YOUR TASK
Reply with one number, the count of lines below that contain the string "Output".

[Data records]
-*-

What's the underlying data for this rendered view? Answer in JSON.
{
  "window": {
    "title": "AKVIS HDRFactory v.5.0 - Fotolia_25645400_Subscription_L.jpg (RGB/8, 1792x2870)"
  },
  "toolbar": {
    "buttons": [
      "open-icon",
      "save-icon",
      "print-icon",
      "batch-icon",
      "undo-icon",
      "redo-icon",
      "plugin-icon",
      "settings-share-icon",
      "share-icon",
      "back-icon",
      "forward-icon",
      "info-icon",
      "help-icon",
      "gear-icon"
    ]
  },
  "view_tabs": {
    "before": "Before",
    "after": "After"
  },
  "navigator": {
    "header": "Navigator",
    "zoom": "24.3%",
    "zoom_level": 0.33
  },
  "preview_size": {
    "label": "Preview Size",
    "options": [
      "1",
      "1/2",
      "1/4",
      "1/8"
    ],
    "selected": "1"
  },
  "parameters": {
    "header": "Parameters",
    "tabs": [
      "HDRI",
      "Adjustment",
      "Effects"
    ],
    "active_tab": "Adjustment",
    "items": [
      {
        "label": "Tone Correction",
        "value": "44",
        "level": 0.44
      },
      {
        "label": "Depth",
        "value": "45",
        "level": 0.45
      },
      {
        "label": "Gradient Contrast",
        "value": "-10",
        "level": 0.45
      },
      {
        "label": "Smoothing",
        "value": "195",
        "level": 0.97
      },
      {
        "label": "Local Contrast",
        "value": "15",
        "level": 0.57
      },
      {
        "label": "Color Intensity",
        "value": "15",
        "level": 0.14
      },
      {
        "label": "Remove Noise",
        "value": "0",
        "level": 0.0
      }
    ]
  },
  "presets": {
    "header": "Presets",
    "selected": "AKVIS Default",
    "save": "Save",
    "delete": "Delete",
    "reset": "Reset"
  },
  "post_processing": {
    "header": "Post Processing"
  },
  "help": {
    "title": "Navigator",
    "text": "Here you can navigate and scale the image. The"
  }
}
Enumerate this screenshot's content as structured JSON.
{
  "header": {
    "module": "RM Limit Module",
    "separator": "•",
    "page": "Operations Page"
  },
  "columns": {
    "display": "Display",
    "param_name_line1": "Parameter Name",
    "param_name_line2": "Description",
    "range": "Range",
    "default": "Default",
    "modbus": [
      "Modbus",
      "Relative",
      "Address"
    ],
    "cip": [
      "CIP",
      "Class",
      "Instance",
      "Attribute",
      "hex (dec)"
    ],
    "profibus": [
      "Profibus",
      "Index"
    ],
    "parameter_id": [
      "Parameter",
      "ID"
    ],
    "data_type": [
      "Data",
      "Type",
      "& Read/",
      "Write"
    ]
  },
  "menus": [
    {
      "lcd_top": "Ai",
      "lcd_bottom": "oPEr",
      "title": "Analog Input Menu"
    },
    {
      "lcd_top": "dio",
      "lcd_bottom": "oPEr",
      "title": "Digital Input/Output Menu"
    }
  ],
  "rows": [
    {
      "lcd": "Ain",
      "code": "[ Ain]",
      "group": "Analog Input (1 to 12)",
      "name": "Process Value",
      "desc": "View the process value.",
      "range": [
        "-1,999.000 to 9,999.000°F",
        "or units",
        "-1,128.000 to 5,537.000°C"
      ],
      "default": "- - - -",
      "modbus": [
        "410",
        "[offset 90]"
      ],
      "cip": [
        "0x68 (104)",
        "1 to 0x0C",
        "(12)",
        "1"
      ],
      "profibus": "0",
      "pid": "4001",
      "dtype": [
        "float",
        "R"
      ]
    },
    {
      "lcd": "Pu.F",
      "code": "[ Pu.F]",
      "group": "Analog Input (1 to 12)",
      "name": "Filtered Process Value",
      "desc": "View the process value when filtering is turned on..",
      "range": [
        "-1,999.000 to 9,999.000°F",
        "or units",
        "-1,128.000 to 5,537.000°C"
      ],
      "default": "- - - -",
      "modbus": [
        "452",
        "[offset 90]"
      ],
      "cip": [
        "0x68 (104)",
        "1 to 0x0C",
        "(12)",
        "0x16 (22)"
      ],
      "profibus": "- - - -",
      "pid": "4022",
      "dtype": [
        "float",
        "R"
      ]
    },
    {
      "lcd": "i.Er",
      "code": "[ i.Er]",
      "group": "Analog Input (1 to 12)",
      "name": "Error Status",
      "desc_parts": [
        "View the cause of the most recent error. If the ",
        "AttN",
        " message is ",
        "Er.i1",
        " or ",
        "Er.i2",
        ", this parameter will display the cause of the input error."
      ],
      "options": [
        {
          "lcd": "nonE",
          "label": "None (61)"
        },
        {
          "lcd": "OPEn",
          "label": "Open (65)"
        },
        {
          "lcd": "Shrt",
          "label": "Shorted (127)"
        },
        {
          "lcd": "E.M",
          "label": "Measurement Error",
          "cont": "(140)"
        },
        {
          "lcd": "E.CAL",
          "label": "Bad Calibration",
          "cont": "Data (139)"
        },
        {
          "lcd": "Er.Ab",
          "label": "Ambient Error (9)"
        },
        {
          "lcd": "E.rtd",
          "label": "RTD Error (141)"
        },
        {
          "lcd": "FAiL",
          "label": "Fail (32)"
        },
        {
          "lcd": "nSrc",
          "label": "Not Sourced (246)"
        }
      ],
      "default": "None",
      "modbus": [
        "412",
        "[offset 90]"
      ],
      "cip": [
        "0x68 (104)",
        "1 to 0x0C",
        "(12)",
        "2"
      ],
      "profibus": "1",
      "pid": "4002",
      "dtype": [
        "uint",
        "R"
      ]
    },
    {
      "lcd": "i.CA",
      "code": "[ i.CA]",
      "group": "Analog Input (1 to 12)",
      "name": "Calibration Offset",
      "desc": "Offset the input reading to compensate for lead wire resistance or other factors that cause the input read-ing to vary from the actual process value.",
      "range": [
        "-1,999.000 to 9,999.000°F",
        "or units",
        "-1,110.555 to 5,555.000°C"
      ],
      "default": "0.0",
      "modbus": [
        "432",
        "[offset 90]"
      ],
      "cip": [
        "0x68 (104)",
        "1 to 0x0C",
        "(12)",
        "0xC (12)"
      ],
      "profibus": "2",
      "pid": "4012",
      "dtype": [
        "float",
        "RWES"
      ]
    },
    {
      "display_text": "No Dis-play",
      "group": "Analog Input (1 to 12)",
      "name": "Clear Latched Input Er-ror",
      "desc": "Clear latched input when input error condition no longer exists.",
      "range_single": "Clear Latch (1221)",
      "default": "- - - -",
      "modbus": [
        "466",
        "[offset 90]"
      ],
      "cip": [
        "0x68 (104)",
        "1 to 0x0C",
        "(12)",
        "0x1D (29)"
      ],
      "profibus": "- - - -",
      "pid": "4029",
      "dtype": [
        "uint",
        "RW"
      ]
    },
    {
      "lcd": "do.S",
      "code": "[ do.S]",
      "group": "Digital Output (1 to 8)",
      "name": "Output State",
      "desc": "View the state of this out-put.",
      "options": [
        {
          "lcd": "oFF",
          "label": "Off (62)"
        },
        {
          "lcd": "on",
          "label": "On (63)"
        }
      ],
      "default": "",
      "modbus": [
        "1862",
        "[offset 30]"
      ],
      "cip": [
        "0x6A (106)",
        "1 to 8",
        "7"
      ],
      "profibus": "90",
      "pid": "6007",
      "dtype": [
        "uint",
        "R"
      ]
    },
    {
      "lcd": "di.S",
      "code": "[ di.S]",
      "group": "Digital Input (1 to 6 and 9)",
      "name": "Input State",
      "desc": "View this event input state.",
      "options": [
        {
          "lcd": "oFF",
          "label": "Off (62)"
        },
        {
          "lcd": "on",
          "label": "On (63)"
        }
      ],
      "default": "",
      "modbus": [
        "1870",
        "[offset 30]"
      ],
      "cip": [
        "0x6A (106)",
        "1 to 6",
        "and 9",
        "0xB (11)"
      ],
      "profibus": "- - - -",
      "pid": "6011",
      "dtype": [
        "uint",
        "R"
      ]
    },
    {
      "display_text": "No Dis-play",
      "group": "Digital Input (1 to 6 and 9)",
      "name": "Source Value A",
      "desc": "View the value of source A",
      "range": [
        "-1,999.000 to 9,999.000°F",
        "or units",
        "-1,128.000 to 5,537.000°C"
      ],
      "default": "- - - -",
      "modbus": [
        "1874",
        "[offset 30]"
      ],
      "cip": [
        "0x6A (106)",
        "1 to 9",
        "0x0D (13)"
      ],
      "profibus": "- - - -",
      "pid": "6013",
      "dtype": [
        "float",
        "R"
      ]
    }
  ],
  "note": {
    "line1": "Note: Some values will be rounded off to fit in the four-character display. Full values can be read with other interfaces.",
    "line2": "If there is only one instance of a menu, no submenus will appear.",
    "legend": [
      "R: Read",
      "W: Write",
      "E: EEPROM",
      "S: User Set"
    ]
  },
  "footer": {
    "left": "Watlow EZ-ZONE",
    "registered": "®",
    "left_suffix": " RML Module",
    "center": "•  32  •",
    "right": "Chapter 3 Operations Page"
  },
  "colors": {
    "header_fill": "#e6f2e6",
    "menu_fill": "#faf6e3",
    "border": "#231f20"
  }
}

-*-

TASK ANSWER
3